Professor Cyril Daddieh
6 March 2013
Vietnam: Justified or not?
Vietnam, although not technically considered a war was an extended conflict that still had to be justified to an American people. The Tonkin Gulf Resolution was the identification of this extended conflict and was declared by Congress in 1964 making this conflict official. This resolution was justified because it was declared by a competent authority and was seen as being the best thing for the American people at the time, even though today it receives a lot of pessimism from those same Americans. Many would say that we should not have been in Vietnam in the first place and that we were yet again pretending to play the role of global peacekeeper, others would say that we were just promoting our own interests. The U.S role in Vietnam first started in the late 50’s as a mission to help the French with their territory in Indochina. As U.S allies, the U.S was obligated to help France in its territory and try to end any aggression towards them and if helping an ally, conflict is justified. The true extent of the United States involvement did not really start until the communist division of North Vietnam and South Vietnam after France lost control over its original territory.

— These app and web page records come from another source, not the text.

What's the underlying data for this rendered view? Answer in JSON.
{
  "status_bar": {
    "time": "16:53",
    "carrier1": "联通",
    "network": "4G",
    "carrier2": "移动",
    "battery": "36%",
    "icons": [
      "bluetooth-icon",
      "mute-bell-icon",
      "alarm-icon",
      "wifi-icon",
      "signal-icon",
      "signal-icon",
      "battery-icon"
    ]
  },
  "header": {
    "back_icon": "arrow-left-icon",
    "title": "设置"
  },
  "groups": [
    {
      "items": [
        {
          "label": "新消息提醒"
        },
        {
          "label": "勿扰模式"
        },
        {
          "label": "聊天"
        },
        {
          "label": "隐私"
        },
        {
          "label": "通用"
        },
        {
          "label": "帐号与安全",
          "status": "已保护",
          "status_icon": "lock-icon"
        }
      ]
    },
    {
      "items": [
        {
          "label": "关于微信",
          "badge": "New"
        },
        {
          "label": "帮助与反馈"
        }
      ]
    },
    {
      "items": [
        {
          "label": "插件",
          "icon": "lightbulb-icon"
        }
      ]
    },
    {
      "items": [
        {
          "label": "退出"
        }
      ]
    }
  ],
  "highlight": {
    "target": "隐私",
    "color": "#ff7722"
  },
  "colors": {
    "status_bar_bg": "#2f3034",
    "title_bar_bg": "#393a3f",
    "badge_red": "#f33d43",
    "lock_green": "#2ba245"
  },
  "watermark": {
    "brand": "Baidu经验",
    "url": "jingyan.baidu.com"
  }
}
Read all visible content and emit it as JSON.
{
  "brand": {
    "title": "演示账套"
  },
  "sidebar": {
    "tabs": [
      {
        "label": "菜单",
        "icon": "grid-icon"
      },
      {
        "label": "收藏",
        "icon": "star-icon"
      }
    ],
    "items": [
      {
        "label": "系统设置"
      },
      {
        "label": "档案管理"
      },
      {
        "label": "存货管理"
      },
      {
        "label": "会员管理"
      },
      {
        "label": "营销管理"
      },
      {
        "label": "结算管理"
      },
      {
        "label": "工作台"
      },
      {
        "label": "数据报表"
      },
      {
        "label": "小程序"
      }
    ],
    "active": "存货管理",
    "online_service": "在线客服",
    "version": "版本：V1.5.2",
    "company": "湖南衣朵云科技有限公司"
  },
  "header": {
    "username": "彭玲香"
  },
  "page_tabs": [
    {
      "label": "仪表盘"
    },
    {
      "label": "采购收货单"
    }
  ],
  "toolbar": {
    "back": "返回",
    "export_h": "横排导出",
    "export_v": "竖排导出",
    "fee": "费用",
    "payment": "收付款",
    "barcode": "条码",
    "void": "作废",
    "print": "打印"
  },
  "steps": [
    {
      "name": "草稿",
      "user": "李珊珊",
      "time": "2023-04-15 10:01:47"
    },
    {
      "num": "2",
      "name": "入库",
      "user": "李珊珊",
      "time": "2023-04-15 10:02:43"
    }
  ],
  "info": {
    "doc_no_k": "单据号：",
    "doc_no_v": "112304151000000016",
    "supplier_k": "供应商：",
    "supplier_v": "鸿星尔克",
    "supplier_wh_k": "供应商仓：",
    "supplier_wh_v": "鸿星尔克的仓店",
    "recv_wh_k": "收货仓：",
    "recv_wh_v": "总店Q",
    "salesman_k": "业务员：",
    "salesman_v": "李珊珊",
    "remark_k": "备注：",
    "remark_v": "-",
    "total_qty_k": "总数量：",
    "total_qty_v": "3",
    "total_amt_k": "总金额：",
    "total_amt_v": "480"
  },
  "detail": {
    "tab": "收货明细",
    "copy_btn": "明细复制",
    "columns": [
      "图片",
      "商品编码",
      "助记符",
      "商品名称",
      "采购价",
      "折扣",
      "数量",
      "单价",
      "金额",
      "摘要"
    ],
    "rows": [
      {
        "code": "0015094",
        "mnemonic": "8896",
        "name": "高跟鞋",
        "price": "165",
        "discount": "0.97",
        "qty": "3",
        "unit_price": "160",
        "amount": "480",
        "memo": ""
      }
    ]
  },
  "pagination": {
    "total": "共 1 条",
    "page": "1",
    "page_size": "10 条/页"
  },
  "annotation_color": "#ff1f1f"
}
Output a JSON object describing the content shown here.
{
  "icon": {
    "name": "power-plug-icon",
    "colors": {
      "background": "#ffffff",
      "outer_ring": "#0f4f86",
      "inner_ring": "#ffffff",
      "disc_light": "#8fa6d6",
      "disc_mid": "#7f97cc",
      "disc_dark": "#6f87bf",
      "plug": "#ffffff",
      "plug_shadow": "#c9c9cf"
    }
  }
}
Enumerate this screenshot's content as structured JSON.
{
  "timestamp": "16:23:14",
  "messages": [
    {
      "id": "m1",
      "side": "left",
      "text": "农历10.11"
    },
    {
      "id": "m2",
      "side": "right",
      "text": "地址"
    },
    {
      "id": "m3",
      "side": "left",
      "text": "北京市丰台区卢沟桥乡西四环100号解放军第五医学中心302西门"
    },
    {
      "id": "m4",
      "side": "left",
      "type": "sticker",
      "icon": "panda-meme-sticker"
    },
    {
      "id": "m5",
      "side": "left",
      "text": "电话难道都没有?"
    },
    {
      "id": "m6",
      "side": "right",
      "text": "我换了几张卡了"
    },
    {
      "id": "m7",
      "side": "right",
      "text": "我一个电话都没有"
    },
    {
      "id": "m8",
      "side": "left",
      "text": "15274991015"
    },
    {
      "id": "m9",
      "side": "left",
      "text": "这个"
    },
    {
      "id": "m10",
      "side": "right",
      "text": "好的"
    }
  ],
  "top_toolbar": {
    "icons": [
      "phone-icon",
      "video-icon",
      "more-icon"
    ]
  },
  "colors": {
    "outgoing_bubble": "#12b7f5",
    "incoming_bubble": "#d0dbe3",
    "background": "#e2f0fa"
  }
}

When asking whether the beginning of a conflict, if not war, is justified the party that is taking the action chiefly has to question whether the human rights of the citizens are put in question or not. As with any Capitalist nation, it is a goal to fight communism when possible on a global scale because it threatens the people of that country as a whole. This threat comes not only from the likelihood of the country to oppress its populace, but also because by fundamental nature, communistic countries do not trade with Capitalist ones. This conflict was also justified when examining Just War Theory because a country is allowed to protect itself from possible future aggression. One of the chief concerns held...
Please join StudyMode to read the full document